I should slow down the praise train for just a minute here to address an important fact: “Stranger Things,” while mind-blowing, is not anywhere close to a perfect show. For all its awe-inspiring ambition and clear emotional compass, there are almost countless occasions when the show does not execute to its full potential. There were numerous times throughout Season Four where I’d pause and scoff at the ridiculousness of a set piece, the zaniness of an acting choice, or the complete unbelievability of a line. This show — especially now, with all the pressures of continuing an already massive story — can be colossally, stupidly dumb. At its very worst, the show creates a darker secondary feeling of nostalgia, not for the long-gone 1980s, but for its own recently-deceased beginnings, when the worst thing that could happen was a kid going missing, not a multi-dimensional apocalypse.

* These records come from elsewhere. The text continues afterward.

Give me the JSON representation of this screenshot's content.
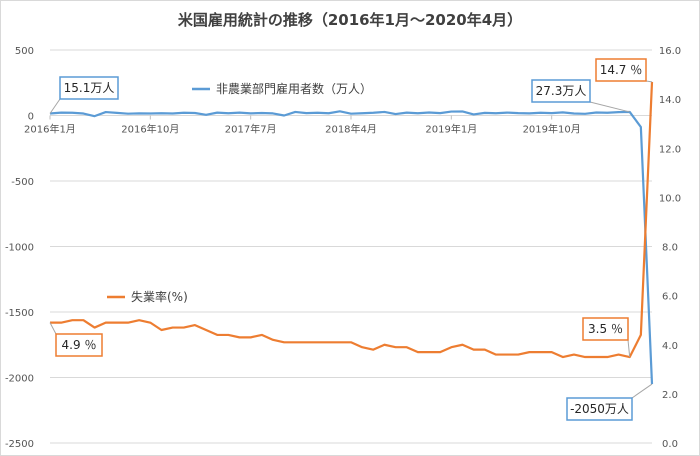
{
  "chart_data": {
    "type": "line",
    "title": "米国雇用統計の推移（2016年1月～2020年4月）",
    "x_tick_labels": [
      "2016年1月",
      "2016年10月",
      "2017年7月",
      "2018年4月",
      "2019年1月",
      "2019年10月"
    ],
    "y_left_ticks": [
      "500",
      "0",
      "-500",
      "-1000",
      "-1500",
      "-2000",
      "-2500"
    ],
    "y_right_ticks": [
      "16.0",
      "14.0",
      "12.0",
      "10.0",
      "8.0",
      "6.0",
      "4.0",
      "2.0",
      "0.0"
    ],
    "y_left_range": [
      -2500,
      500
    ],
    "y_right_range": [
      0,
      16
    ],
    "grid": "horizontal",
    "colors": {
      "payrolls": "#5b9bd5",
      "unemployment": "#ed7d31",
      "grid": "#d9d9d9"
    },
    "series": [
      {
        "name": "非農業部門雇用者数（万人）",
        "axis": "left",
        "values": [
          15.1,
          22,
          21,
          15,
          -5,
          26,
          20,
          14,
          16,
          15,
          17,
          15,
          21,
          19,
          5,
          22,
          17,
          22,
          16,
          19,
          16,
          0,
          27,
          18,
          21,
          17,
          32,
          14,
          17,
          21,
          27,
          11,
          22,
          17,
          23,
          18,
          30,
          31,
          8,
          20,
          17,
          22,
          18,
          16,
          21,
          18,
          24,
          15,
          13,
          23,
          21,
          26,
          27.3,
          -88,
          -2050
        ]
      },
      {
        "name": "失業率(%)",
        "axis": "right",
        "values": [
          4.9,
          4.9,
          5.0,
          5.0,
          4.7,
          4.9,
          4.9,
          4.9,
          5.0,
          4.9,
          4.6,
          4.7,
          4.7,
          4.8,
          4.6,
          4.4,
          4.4,
          4.3,
          4.3,
          4.4,
          4.2,
          4.1,
          4.1,
          4.1,
          4.1,
          4.1,
          4.1,
          4.1,
          3.9,
          3.8,
          4.0,
          3.9,
          3.9,
          3.7,
          3.7,
          3.7,
          3.9,
          4.0,
          3.8,
          3.8,
          3.6,
          3.6,
          3.6,
          3.7,
          3.7,
          3.7,
          3.5,
          3.6,
          3.5,
          3.5,
          3.5,
          3.6,
          3.5,
          4.4,
          14.7
        ]
      }
    ],
    "annotations": [
      {
        "text": "15.1万人",
        "series": 0,
        "index": 0
      },
      {
        "text": "27.3万人",
        "series": 0,
        "index": 52
      },
      {
        "text": "-2050万人",
        "series": 0,
        "index": 54
      },
      {
        "text": "4.9 ％",
        "series": 1,
        "index": 0
      },
      {
        "text": "3.5 ％",
        "series": 1,
        "index": 52
      },
      {
        "text": "14.7 ％",
        "series": 1,
        "index": 54
      }
    ]
  }
}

For all that negativity, though, I can recognize that this over-inflation of stakes and story is simply the price paid for success and scale, and however often the show doesn’t stick the landing, it ultimately makes up for it with its very existence. Think about a person from the real-life 80s, and how blown away they would be by this show. There’s something comforting, and really, really beautiful, l think, about knowing just how expansively stories can now be told.